This past weekend, I attended a conference with sessions for parents of special needs kids. In every session, there were at least a few mommas who were asking the same question.
It’s one of the most common questions I hear from other moms, particularly moms with wonderfully different little ones.
It’s a question that I asked myself and others, over and over again, for both of my boys.
It’s a question that I would think about at night, unable to sleep, trying to figure out what to do next.
“Do I need to take my child in for a professional evaluation?”
I am not an expert.
I am not a doctor.
I am not an OT or child psychologist, or neurologist, or developmental pediatrician, or anything else that requires any sort of education related to diagnosing any of this.
I am just a mom.
In answering this question, I have always done so with a momma’s heart.
My answer is what I wish someone would’ve said to me.
When it is time to get an evaluation, you will know.
You may question everything about it. You may go back and forth on the weird pendulum swing of maybes and what ifs and it’s not that bad compared to so and so.
But at the end of the day, you will still be the mom. The way you see your child and know your child, is different than the perspective of any expert, family member, or other mom. That matters in all of this.
Look to your child in making this decision. Don’t worry so much about what the websites with quizzes say, or the fact that your child still isn’t meeting a milestone that the boy at the park is meeting.
Don’t talk yourself into and out of making an appointment, because of your own fear, anxiety or shame.
If your child is a little older and you still don’t know, it’s gets more complicated. The well child check-ups with the pediatrician aren’t suggesting any immediate need for a diagnosis which is good, but still…something just doesn’t seem right, to you, the mom.
These are the questions I have recommended mommas to ask themselves, for a little but of clarity and to help focus our attention back on our children instead of the doctors’ checklists.
1. Is your child aware of any differences between his/herself and other children?
2. If so, how does that affect him/her?
3. Is your child suffering in any way from issues/behaviors that continue beyond a few months?
4. What do you suspect, if anything?
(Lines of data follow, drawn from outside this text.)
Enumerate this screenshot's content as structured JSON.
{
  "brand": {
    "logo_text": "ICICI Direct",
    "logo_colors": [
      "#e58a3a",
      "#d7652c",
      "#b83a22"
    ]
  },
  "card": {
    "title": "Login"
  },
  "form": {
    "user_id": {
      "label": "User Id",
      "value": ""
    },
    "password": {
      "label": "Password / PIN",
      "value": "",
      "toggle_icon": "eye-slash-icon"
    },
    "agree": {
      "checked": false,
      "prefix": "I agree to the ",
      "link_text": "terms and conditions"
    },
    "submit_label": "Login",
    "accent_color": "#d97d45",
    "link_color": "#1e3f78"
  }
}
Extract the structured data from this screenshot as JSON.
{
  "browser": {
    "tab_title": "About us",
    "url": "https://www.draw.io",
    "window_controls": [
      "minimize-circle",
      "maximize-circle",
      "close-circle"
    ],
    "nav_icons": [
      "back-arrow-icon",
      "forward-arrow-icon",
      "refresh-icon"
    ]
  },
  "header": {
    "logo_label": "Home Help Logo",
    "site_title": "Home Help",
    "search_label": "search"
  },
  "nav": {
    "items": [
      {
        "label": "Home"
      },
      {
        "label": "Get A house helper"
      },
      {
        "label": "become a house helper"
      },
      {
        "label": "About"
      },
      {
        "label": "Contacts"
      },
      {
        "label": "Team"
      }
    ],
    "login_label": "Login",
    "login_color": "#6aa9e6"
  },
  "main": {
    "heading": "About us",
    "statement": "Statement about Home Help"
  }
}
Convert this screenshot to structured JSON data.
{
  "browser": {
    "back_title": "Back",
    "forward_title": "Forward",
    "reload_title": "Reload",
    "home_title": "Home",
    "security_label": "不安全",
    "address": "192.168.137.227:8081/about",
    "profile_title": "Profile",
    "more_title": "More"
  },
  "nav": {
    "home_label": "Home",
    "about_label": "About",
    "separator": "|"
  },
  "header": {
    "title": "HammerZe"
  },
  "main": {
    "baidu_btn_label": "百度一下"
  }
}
Have you researched it at all? Does it seem to line up with what you are seeing?
5. At the end of the day, what would your child gain from a diagnosis, should it come to that?
After answering these questions, the only thing I can advise you to do is follow your momma’s heart. You know this child better than anyone in the world.
I wish someone would have said all of this to me because I already knew the answer.
For a long time I knew.
For both boys, I waited too long because the pediatrician didn’t say anything was wrong at the 4, 5, or 6 year old check-ups.
And because someone told me I was just overprotective.
And because I was scared that something would come of it.
And because I was scared nothing would come of it.
I have already shared how much the boys’ diagnoses have brought nothing but good. Our “labels” have given us understanding, knowledge and peace. If I could change anything, it would be to not be so afraid, and to not wait.
To just look at my boys and do what they needed.
I hope this is helpful. I pray it doesn’t cause more worry.
My desire is to encourage and to build you up to make the best decision for your child. For some of you, that might mean relaxing a bit and not getting caught up in the medical when maybe your little love just needs more time. For others, it might mean pushing back the fear and making the decision to pursue a professional evaluation.
In either case, you are your child’s momma.
I totally trust you.